_Provided data_
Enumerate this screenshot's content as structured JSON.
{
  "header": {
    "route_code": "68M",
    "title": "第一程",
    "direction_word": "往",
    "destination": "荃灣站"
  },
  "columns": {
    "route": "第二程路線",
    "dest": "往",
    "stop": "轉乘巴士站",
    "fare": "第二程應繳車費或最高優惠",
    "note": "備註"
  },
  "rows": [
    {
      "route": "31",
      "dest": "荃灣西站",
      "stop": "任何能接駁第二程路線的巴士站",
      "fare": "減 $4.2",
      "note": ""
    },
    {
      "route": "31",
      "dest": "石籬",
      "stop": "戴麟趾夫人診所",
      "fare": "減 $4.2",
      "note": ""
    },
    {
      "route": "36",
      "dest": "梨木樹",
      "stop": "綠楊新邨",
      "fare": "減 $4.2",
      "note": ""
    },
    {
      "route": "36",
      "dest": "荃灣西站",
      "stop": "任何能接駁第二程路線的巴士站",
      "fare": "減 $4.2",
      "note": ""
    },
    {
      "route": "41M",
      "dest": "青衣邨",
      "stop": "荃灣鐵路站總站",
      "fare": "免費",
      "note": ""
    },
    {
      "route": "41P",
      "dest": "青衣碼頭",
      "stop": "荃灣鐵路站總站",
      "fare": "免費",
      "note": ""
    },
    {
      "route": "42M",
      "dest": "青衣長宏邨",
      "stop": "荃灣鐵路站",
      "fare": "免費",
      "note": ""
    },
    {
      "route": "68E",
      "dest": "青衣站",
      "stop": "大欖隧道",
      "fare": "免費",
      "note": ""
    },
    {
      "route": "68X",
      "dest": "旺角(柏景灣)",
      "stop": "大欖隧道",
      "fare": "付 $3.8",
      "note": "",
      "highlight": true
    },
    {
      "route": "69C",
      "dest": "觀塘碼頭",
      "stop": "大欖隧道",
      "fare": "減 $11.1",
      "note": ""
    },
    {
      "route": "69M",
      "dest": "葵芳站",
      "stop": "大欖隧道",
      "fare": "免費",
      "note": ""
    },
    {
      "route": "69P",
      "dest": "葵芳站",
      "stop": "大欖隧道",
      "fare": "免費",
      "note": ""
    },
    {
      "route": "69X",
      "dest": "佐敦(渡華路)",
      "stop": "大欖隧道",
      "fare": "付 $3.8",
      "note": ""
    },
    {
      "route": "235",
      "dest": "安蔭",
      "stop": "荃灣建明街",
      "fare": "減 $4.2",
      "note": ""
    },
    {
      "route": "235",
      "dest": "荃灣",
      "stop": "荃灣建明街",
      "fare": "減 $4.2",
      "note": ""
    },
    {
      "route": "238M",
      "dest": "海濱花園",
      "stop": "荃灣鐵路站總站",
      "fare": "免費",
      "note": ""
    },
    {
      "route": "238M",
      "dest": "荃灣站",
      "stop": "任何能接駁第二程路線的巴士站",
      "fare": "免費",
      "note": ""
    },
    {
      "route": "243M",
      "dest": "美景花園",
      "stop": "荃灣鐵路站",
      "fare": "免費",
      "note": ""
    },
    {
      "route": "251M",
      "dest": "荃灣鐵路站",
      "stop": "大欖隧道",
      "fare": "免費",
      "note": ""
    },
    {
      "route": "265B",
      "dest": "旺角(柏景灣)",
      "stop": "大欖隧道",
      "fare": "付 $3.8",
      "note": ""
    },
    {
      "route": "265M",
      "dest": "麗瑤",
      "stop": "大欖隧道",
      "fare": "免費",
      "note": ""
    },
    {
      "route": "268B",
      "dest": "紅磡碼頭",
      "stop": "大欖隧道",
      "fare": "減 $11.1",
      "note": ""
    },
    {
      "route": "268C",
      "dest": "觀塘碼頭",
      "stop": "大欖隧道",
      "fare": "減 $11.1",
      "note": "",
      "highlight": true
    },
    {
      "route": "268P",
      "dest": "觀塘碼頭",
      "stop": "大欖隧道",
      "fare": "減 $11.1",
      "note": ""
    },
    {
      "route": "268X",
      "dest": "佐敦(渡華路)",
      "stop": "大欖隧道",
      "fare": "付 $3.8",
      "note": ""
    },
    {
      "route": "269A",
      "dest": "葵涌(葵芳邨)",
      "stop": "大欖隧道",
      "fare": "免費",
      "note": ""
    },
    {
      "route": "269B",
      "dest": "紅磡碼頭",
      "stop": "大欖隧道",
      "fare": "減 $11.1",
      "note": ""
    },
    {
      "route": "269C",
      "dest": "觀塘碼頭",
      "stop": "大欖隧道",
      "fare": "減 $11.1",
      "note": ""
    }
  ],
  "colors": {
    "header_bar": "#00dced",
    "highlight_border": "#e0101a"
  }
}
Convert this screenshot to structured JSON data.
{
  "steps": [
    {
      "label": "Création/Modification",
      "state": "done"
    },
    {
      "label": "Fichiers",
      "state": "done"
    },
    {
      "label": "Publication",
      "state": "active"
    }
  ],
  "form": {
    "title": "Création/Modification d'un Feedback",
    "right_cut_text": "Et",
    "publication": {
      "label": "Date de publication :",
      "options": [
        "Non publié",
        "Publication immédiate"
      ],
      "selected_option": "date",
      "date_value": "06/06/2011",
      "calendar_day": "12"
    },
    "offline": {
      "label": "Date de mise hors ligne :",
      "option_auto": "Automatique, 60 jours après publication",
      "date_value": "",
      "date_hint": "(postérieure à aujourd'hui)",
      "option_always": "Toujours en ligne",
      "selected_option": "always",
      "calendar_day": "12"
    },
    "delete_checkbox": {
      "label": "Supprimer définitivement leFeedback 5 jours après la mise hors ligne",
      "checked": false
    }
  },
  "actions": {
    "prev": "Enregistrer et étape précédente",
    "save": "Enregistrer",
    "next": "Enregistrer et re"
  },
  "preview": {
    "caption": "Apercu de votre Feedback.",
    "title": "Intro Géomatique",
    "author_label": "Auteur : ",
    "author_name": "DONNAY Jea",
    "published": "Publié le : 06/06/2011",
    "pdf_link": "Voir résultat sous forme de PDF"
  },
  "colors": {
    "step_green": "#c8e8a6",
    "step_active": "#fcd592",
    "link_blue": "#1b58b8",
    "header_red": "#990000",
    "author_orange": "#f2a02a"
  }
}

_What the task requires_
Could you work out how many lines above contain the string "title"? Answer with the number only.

_Response area_
3